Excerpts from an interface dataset
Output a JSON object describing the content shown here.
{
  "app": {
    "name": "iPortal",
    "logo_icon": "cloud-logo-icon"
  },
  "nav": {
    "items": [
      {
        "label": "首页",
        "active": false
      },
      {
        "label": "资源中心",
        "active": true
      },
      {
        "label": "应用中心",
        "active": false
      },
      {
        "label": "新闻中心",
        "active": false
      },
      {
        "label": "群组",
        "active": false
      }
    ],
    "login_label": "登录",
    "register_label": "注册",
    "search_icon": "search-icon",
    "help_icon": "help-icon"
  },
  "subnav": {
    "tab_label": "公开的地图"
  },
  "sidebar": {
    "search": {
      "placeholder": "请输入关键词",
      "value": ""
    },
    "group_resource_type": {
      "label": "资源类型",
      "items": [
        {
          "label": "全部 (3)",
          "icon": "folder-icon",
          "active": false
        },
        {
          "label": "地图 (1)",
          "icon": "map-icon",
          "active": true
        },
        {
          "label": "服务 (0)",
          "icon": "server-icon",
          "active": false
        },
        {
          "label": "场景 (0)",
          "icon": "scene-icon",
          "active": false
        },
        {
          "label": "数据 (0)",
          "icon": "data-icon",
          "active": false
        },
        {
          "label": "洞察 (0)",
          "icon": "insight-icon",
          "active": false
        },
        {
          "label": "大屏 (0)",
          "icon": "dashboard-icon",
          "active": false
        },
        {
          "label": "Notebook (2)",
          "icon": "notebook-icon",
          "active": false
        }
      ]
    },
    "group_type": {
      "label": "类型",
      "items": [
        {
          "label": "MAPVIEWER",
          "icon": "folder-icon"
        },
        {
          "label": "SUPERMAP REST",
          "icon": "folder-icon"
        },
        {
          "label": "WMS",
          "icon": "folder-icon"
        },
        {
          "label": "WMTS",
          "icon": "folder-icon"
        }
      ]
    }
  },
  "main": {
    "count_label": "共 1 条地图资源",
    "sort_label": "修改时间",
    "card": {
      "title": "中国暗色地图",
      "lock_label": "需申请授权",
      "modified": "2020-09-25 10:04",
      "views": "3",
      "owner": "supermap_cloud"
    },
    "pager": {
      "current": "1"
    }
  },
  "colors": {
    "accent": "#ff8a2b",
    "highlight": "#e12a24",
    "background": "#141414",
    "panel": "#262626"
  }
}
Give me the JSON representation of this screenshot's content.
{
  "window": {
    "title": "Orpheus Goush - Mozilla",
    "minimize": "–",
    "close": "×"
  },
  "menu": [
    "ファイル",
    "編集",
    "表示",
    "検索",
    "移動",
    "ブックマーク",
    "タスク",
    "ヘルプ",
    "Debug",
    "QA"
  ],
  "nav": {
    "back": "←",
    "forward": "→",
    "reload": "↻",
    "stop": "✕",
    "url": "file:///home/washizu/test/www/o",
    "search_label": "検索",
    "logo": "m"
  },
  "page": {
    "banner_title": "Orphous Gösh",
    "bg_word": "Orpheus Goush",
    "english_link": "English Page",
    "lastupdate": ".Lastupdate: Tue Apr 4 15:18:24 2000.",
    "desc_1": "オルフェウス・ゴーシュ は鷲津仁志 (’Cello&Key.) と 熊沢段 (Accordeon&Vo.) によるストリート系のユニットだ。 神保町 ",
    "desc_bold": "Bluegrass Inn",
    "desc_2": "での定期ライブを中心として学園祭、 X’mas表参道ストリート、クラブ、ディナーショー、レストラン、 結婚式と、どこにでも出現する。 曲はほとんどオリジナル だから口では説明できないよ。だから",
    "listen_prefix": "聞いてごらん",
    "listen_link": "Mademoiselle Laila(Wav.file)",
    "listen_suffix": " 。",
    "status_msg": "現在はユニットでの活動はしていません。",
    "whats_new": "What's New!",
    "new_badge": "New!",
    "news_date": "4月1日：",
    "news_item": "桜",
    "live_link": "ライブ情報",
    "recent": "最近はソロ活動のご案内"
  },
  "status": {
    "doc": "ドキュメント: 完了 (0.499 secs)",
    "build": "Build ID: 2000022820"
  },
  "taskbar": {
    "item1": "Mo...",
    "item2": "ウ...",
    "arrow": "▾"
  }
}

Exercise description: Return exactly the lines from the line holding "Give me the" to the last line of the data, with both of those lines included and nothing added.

Solution to the problem:
Give me the JSON representation of this screenshot's content.
{
  "window": {
    "title": "Orpheus Goush - Mozilla",
    "minimize": "–",
    "close": "×"
  },
  "menu": [
    "ファイル",
    "編集",
    "表示",
    "検索",
    "移動",
    "ブックマーク",
    "タスク",
    "ヘルプ",
    "Debug",
    "QA"
  ],
  "nav": {
    "back": "←",
    "forward": "→",
    "reload": "↻",
    "stop": "✕",
    "url": "file:///home/washizu/test/www/o",
    "search_label": "検索",
    "logo": "m"
  },
  "page": {
    "banner_title": "Orphous Gösh",
    "bg_word": "Orpheus Goush",
    "english_link": "English Page",
    "lastupdate": ".Lastupdate: Tue Apr 4 15:18:24 2000.",
    "desc_1": "オルフェウス・ゴーシュ は鷲津仁志 (’Cello&Key.) と 熊沢段 (Accordeon&Vo.) によるストリート系のユニットだ。 神保町 ",
    "desc_bold": "Bluegrass Inn",
    "desc_2": "での定期ライブを中心として学園祭、 X’mas表参道ストリート、クラブ、ディナーショー、レストラン、 結婚式と、どこにでも出現する。 曲はほとんどオリジナル だから口では説明できないよ。だから",
    "listen_prefix": "聞いてごらん",
    "listen_link": "Mademoiselle Laila(Wav.file)",
    "listen_suffix": " 。",
    "status_msg": "現在はユニットでの活動はしていません。",
    "whats_new": "What's New!",
    "new_badge": "New!",
    "news_date": "4月1日：",
    "news_item": "桜",
    "live_link": "ライブ情報",
    "recent": "最近はソロ活動のご案内"
  },
  "status": {
    "doc": "ドキュメント: 完了 (0.499 secs)",
    "build": "Build ID: 2000022820"
  },
  "taskbar": {
    "item1": "Mo...",
    "item2": "ウ...",
    "arrow": "▾"
  }
}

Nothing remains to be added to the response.